Growing evidence links abnormal epigenetic control to the development of hematological malignancies. Accordingly, inhibition of epigenetic regulators is emerging as a promising therapeutic strategy. The acetylation status of lysine residues in histone tails is one of a number of epigenetic post-translational modifications that alter DNA-templated processes, such as transcription, to facilitate malignant transformation. Although histone deacetylases are already being clinically targeted, the role of histone lysine acetyltransferases (KAT) in malignancy is less well characterized. We chose to study this question in the context of acute myeloid leukemia (AML), where, using in vitro and in vivo genetic ablation and knockdown experiments in murine models, we demonstrate a role for the epigenetic regulators CBP and p300 in the induction and maintenance of AML. Furthermore, using selective small molecule inhibitors of their lysine acetyltransferase activity, we validate CBP/p300 as therapeutic targets in vitro across a wide range of human AML subtypes. We proceed to show that growth retardation occurs through the induction of transcriptional changes that induce apoptosis and cell-cycle arrest in leukemia cells and finally demonstrate the efficacy of the KAT inhibitors in decreasing clonogenic growth of primary AML patient samples. Taken together, these data suggest that CBP/p300 are promising therapeutic targets across multiple subtypes in AML.

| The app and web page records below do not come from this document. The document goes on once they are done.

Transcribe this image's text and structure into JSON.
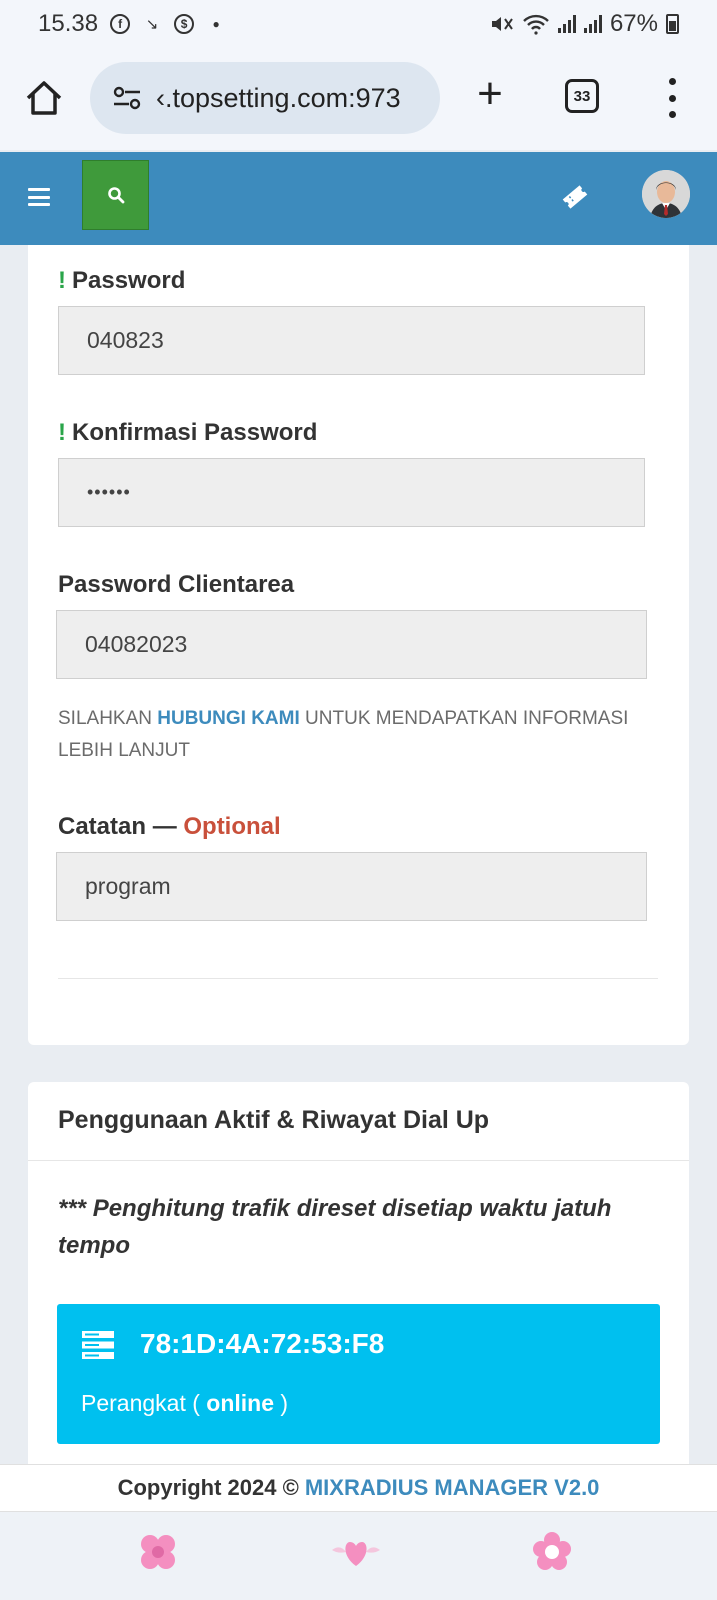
{
  "status_bar": {
    "time": "15.38",
    "battery": "67%",
    "notification_icons": [
      "facebook-icon",
      "missed-call-icon",
      "dollar-icon",
      "dot-icon"
    ]
  },
  "browser": {
    "url": "‹.topsetting.com:973",
    "tab_count": "33"
  },
  "form": {
    "password": {
      "label": "Password",
      "required_mark": "!",
      "value": "040823"
    },
    "confirm_password": {
      "label": "Konfirmasi Password",
      "required_mark": "!",
      "value": "••••••"
    },
    "clientarea_password": {
      "label": "Password Clientarea",
      "value": "04082023"
    },
    "help": {
      "prefix": "SILAHKAN ",
      "link": "HUBUNGI KAMI",
      "suffix": " UNTUK MENDAPATKAN INFORMASI LEBIH LANJUT"
    },
    "notes": {
      "label": "Catatan — ",
      "optional": "Optional",
      "value": "program"
    }
  },
  "usage": {
    "title": "Penggunaan Aktif & Riwayat Dial Up",
    "note": "*** Penghitung trafik direset disetiap waktu jatuh tempo",
    "device": {
      "mac": "78:1D:4A:72:53:F8",
      "status_prefix": "Perangkat ( ",
      "status_value": "online",
      "status_suffix": " )"
    }
  },
  "footer": {
    "copyright": "Copyright 2024 ©",
    "brand": "MIXRADIUS MANAGER V2.0"
  },
  "colors": {
    "header": "#3d8bbd",
    "search_button": "#3f9a3b",
    "device_box": "#00c0ef",
    "required": "#2aa54a",
    "optional": "#c9503b"
  }
}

AML, epigenetic regulators, small molecule inhibitors
Funding in the Huntly laboratory comes from Cancer Research UK, Leukemia Lymphoma Research, the Kay Kendal Leukemia Fund, the Leukemia lymphoma Society of America, the Wellcome Trust, The Medical Research Council and an NIHR Cambridge Biomedical Research Centre grant. Patient samples were processed in the Cambridge Blood and Stem Cell Biobank.
Leukaemia & Lymphoma Research (12029)
Wellcome Trust (097922/Z/11/Z)
Leukemia & Lymphoma Society (7001-12)
Cancer Research UK (12765)
Medical Research Council (MR/M010392/1)
Worldwide Cancer Research (14-1069)
External DOI: https://doi.org/10.1038/onc.2015.92
This record's URL: https://www.repository.cam.ac.uk/handle/1810/247742